# WHAT TO DO
Using the data below, copy out all lines with the word "JSON".

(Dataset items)
------

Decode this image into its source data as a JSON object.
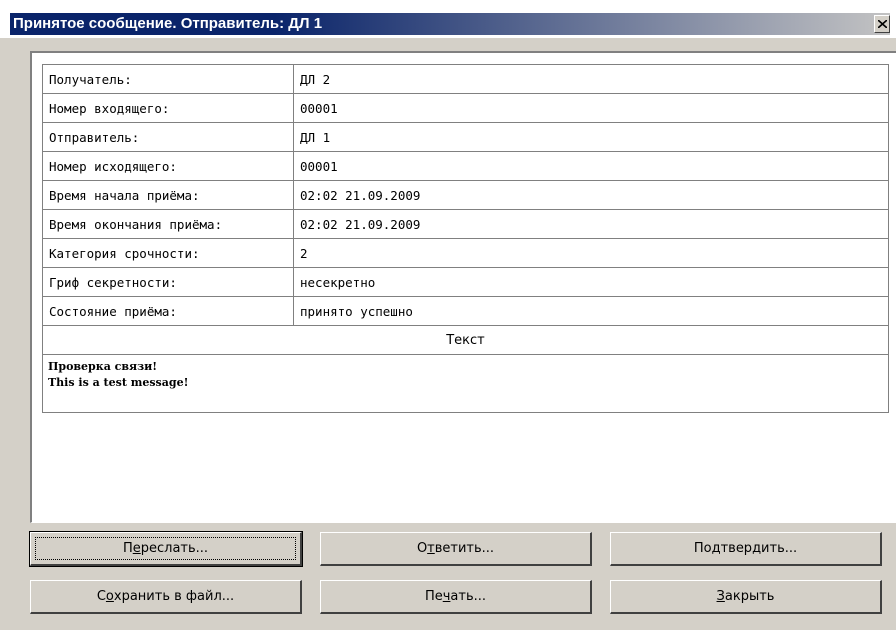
{
  "window": {
    "title": "Принятое сообщение. Отправитель: ДЛ 1"
  },
  "fields": [
    {
      "label": "Получатель:",
      "value": "ДЛ 2"
    },
    {
      "label": "Номер входящего:",
      "value": "00001"
    },
    {
      "label": "Отправитель:",
      "value": "ДЛ 1"
    },
    {
      "label": "Номер исходящего:",
      "value": "00001"
    },
    {
      "label": "Время начала приёма:",
      "value": "02:02 21.09.2009"
    },
    {
      "label": "Время окончания приёма:",
      "value": "02:02 21.09.2009"
    },
    {
      "label": "Категория срочности:",
      "value": "2"
    },
    {
      "label": "Гриф секретности:",
      "value": "несекретно"
    },
    {
      "label": "Состояние приёма:",
      "value": "принято успешно"
    }
  ],
  "text_section": {
    "header": "Текст",
    "lines": [
      "Проверка связи!",
      "This is a test message!"
    ]
  },
  "buttons": {
    "forward": {
      "pre": "П",
      "key": "е",
      "post": "реслать..."
    },
    "reply": {
      "pre": "О",
      "key": "т",
      "post": "ветить..."
    },
    "confirm": {
      "pre": "По",
      "key": "д",
      "post": "твердить..."
    },
    "save": {
      "pre": "С",
      "key": "о",
      "post": "хранить в файл..."
    },
    "print": {
      "pre": "Пе",
      "key": "ч",
      "post": "ать..."
    },
    "close": {
      "pre": "",
      "key": "З",
      "post": "акрыть"
    }
  },
  "icons": {
    "close": "close-x-icon"
  }
}
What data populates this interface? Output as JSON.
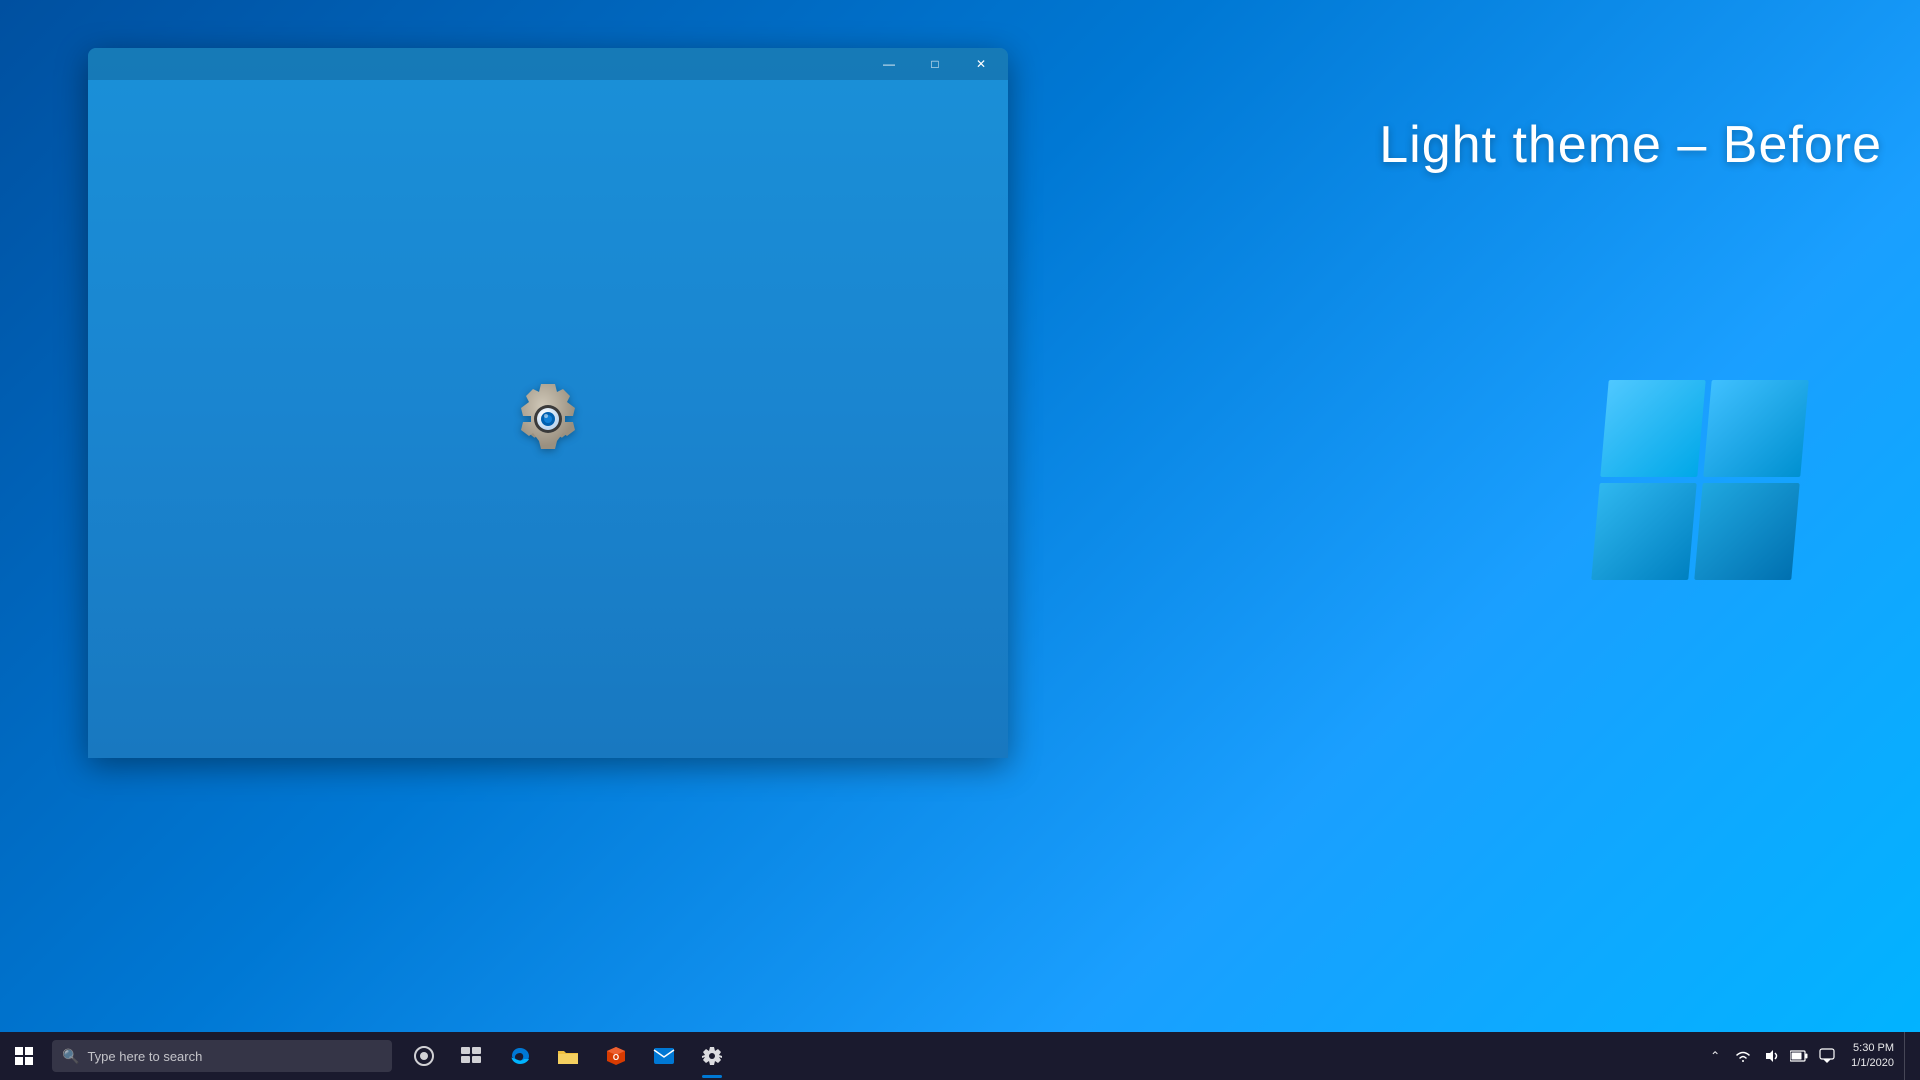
{
  "desktop": {
    "background_color": "#0078d4"
  },
  "theme_label": {
    "text": "Light theme – Before"
  },
  "window": {
    "title": "Settings",
    "titlebar_buttons": {
      "minimize": "—",
      "maximize": "□",
      "close": "✕"
    }
  },
  "taskbar": {
    "search_placeholder": "Type here to search",
    "icons": [
      {
        "name": "cortana",
        "label": "Cortana"
      },
      {
        "name": "task-view",
        "label": "Task View"
      },
      {
        "name": "edge",
        "label": "Microsoft Edge"
      },
      {
        "name": "file-explorer",
        "label": "File Explorer"
      },
      {
        "name": "office",
        "label": "Office"
      },
      {
        "name": "mail",
        "label": "Mail"
      },
      {
        "name": "settings",
        "label": "Settings"
      }
    ],
    "sys_tray": {
      "chevron": "^",
      "network": "🌐",
      "sound": "🔊",
      "battery": "🔋",
      "notifications": "💬"
    },
    "time": "5:30 PM",
    "date": "1/1/2020"
  }
}
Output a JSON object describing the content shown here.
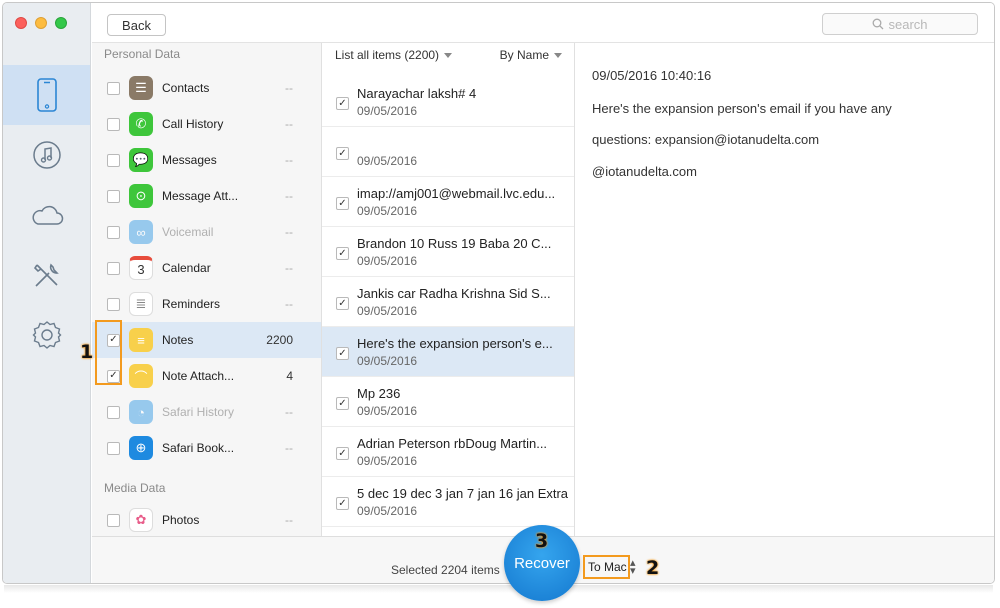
{
  "header": {
    "back_label": "Back",
    "search_placeholder": "search"
  },
  "rail": [
    {
      "name": "device-icon",
      "active": true
    },
    {
      "name": "music-icon",
      "active": false
    },
    {
      "name": "icloud-icon",
      "active": false
    },
    {
      "name": "tools-icon",
      "active": false
    },
    {
      "name": "settings-icon",
      "active": false
    }
  ],
  "categories": {
    "personal_label": "Personal Data",
    "media_label": "Media Data",
    "items": [
      {
        "label": "Contacts",
        "count": "--",
        "icon": "contacts-icon",
        "checked": false,
        "dim": false
      },
      {
        "label": "Call History",
        "count": "--",
        "icon": "phone-icon",
        "checked": false,
        "dim": false
      },
      {
        "label": "Messages",
        "count": "--",
        "icon": "messages-icon",
        "checked": false,
        "dim": false
      },
      {
        "label": "Message Att...",
        "count": "--",
        "icon": "message-attachment-icon",
        "checked": false,
        "dim": false
      },
      {
        "label": "Voicemail",
        "count": "--",
        "icon": "voicemail-icon",
        "checked": false,
        "dim": true
      },
      {
        "label": "Calendar",
        "count": "--",
        "icon": "calendar-icon",
        "checked": false,
        "dim": false
      },
      {
        "label": "Reminders",
        "count": "--",
        "icon": "reminders-icon",
        "checked": false,
        "dim": false
      },
      {
        "label": "Notes",
        "count": "2200",
        "icon": "notes-icon",
        "checked": true,
        "dim": false
      },
      {
        "label": "Note Attach...",
        "count": "4",
        "icon": "note-attachment-icon",
        "checked": true,
        "dim": false
      },
      {
        "label": "Safari History",
        "count": "--",
        "icon": "safari-history-icon",
        "checked": false,
        "dim": true
      },
      {
        "label": "Safari Book...",
        "count": "--",
        "icon": "safari-bookmarks-icon",
        "checked": false,
        "dim": false
      }
    ],
    "media_items": [
      {
        "label": "Photos",
        "count": "--",
        "icon": "photos-icon",
        "checked": false
      }
    ],
    "calendar_day": "3"
  },
  "list": {
    "filter_label": "List all items (2200)",
    "sort_label": "By Name",
    "rows": [
      {
        "title": "Narayachar laksh# 4",
        "date": "09/05/2016"
      },
      {
        "title": "",
        "date": "09/05/2016"
      },
      {
        "title": "imap://amj001@webmail.lvc.edu...",
        "date": "09/05/2016"
      },
      {
        "title": "Brandon 10 Russ 19 Baba 20 C...",
        "date": "09/05/2016"
      },
      {
        "title": "Jankis car Radha Krishna Sid S...",
        "date": "09/05/2016"
      },
      {
        "title": "Here's the expansion person's e...",
        "date": "09/05/2016"
      },
      {
        "title": "Mp 236",
        "date": "09/05/2016"
      },
      {
        "title": "Adrian Peterson rbDoug Martin...",
        "date": "09/05/2016"
      },
      {
        "title": "5 dec 19 dec 3 jan 7 jan 16 jan Extra",
        "date": "09/05/2016"
      }
    ]
  },
  "detail": {
    "timestamp": "09/05/2016 10:40:16",
    "line1": "Here's the expansion person's email if you have any",
    "line2": "questions: expansion@iotanudelta.com",
    "line3": "@iotanudelta.com"
  },
  "footer": {
    "selected_text": "Selected 2204 items",
    "recover_label": "Recover",
    "destination": "To Mac"
  },
  "annotations": {
    "one": "1",
    "two": "2",
    "three": "3"
  },
  "colors": {
    "accent": "#1a86d9",
    "annotation": "#f39a1e",
    "selection": "#dce8f5"
  }
}
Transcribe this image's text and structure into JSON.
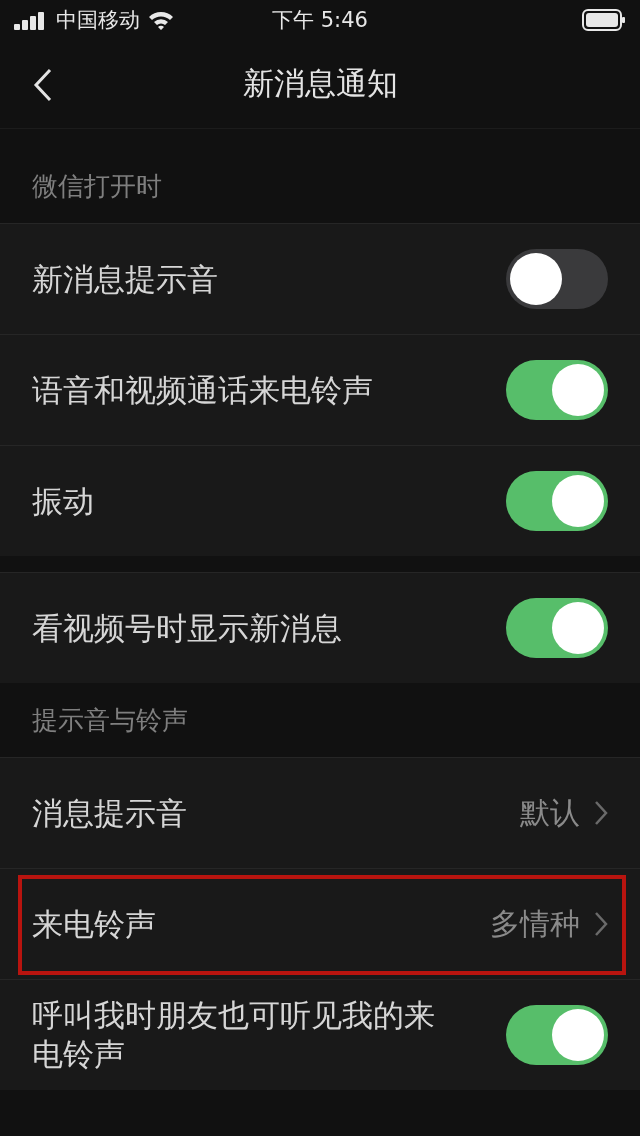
{
  "status_bar": {
    "carrier": "中国移动",
    "time": "下午 5:46"
  },
  "nav": {
    "title": "新消息通知"
  },
  "sections": [
    {
      "header": "微信打开时",
      "rows": [
        {
          "kind": "toggle",
          "label": "新消息提示音",
          "on": false
        },
        {
          "kind": "toggle",
          "label": "语音和视频通话来电铃声",
          "on": true
        },
        {
          "kind": "toggle",
          "label": "振动",
          "on": true
        }
      ]
    },
    {
      "rows": [
        {
          "kind": "toggle",
          "label": "看视频号时显示新消息",
          "on": true
        }
      ]
    },
    {
      "header": "提示音与铃声",
      "rows": [
        {
          "kind": "link",
          "label": "消息提示音",
          "value": "默认",
          "highlighted": false
        },
        {
          "kind": "link",
          "label": "来电铃声",
          "value": "多情种",
          "highlighted": true
        },
        {
          "kind": "toggle",
          "label": "呼叫我时朋友也可听见我的来电铃声",
          "on": true
        }
      ]
    }
  ]
}
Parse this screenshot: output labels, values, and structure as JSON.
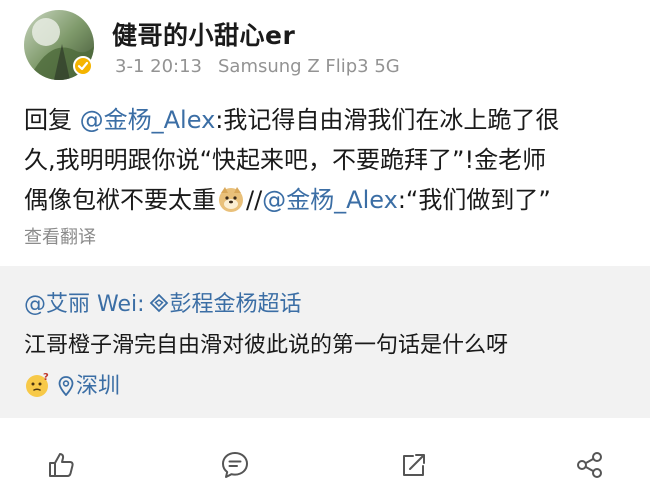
{
  "post": {
    "author": "健哥的小甜心er",
    "timestamp": "3-1 20:13",
    "device": "Samsung Z Flip3 5G",
    "content": {
      "reply_prefix": "回复",
      "mention_1": "@金杨_Alex",
      "line1_text": ":我记得自由滑我们在冰上跪了很",
      "line2_text": "久,我明明跟你说“快起来吧，不要跪拜了”!金老师",
      "line3_text": "偶像包袱不要太重",
      "repost_sep": "//",
      "mention_2": "@金杨_Alex",
      "line3_tail": ":“我们做到了”"
    },
    "translate_label": "查看翻译"
  },
  "repost": {
    "mention": "@艾丽 Wei",
    "colon": ":",
    "supertopic": "彭程金杨超话",
    "text": "江哥橙子滑完自由滑对彼此说的第一句话是什么呀",
    "location": "深圳"
  },
  "icons": {
    "verified": "verified-badge-icon",
    "dog_emoji": "doge-emoji-icon",
    "thinking_emoji": "thinking-emoji-icon",
    "supertopic": "supertopic-icon",
    "location": "location-pin-icon",
    "like": "like-icon",
    "comment": "comment-icon",
    "repost": "repost-icon",
    "share": "share-icon"
  },
  "colors": {
    "link": "#3b6ea5",
    "meta": "#939393",
    "repost_bg": "#f2f2f2",
    "verified": "#f5b400"
  }
}
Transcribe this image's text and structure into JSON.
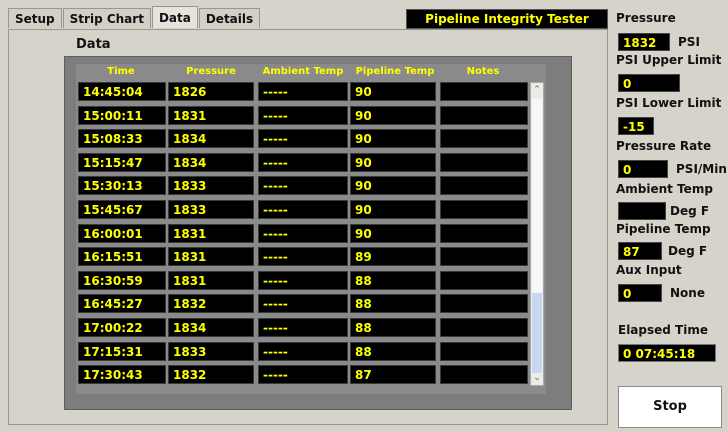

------

# SOLUTION
Decode this image into its source data as a JSON object.
What data populates this interface? Output as JSON.
Output a JSON object describing the content shown here.
Transcribe this image's text and structure into JSON.
Parse this screenshot: output labels, values, and structure as JSON.
Transcribe this image's text and structure into JSON.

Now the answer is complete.